Three Types of Extruded Windows: Bay, Bow, and Box
December 16, 2009
Ever wonder what the differences and similarities are among these three types of windows that extend beyond the exterior walls? Read on to find out.
Bay windows are composed of three or more panels that are at 30 degree or better angles to each other. The usual arrangement of a bay window is a center panel that is parallel with the wall with a flanking window on either side. Some or all of the windows may open.
Bay windows are often associated with Victorian style homes, especially those in San Francisco, although they are not restricted to use in that architecture. The original glass in some bay windows built in the mid 19th century was curved. If you are replacing curved glass and are determined to maintain authenticity, be prepared to have the window custom made.
Bay windows take their name from the fact that they form a bay, not because they face the San Francisco Bay (since there are bay windows in houses in just about every state).
Bow windows are composed of four or more panels and are set at 10 degree angels to each other forming a bow shape (as in a drawn archery bow). As is the case with bay windows, some or all of the panes may open.
Sometimes the interior floor follows the extension of the window beyond the exterior wall.

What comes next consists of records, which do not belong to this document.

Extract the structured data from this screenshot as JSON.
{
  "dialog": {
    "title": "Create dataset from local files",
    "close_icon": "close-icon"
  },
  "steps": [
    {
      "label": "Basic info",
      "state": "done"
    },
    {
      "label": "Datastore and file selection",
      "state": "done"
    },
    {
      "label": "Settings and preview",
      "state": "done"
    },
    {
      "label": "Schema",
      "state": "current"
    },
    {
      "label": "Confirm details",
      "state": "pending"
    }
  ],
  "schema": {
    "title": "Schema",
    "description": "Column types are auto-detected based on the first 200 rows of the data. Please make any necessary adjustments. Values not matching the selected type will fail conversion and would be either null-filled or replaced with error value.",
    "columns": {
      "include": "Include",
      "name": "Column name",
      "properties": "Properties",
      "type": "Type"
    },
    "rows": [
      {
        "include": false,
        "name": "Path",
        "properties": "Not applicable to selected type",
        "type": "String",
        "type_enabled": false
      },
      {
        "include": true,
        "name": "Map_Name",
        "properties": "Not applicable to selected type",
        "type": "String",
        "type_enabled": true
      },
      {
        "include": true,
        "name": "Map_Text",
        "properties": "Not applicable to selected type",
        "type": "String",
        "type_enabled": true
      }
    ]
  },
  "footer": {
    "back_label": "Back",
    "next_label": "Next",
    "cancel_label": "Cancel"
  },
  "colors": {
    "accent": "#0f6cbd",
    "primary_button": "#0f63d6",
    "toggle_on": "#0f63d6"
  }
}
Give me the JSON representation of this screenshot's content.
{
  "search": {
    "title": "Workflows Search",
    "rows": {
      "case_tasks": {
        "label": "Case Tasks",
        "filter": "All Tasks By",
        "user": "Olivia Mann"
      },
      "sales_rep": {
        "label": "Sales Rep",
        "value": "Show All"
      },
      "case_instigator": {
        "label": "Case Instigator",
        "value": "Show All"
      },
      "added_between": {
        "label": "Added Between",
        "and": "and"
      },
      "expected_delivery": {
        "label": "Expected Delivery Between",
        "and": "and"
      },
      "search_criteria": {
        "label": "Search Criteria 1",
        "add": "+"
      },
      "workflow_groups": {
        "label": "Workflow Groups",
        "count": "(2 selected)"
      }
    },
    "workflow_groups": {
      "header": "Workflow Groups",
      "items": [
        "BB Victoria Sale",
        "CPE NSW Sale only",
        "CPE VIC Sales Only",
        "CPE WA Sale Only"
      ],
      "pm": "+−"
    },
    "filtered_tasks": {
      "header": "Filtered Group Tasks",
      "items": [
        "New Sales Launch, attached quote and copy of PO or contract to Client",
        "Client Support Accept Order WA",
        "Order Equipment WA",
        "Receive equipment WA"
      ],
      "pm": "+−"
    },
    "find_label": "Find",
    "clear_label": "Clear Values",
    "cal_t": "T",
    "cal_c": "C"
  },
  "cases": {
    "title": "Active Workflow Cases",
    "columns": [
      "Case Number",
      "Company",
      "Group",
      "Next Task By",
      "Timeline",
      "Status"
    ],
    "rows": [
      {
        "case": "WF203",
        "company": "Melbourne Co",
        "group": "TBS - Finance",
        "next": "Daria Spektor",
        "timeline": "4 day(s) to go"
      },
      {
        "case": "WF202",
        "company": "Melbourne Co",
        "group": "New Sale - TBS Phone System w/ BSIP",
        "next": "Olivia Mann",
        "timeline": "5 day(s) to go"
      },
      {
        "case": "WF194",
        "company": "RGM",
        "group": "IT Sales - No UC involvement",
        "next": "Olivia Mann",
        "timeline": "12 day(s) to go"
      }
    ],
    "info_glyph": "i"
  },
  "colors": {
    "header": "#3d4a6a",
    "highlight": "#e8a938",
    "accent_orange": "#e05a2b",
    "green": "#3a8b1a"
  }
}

This arrangement is called a "bump out." Otherwise, the window is considered a standard bow or bay.
Both bow and bay windows may extend from ceiling to floor, but often they are designed with a window seat to encourage enjoyment of the view.
Box windows have panels that are set at right angles to each other forming a three-sided box. These windows usually have a stationary center pane since the depth of the box prevents easy opening of the center window.
Box windows are designed to not so much to take advantage of a view as to provide space and light for growing plants. The top of the box is usually glass whereas the tops of bay and bow windows are often metal, or have covers that match the outside roofing material.
All three types of extruded windows usually require building permits. There may be weight or weather conditions that will determine the maximum size or shape of your installation. Egress from a room is also a major consideration. Work with your contractor or window supplier to determine the right configuration of window for your plans.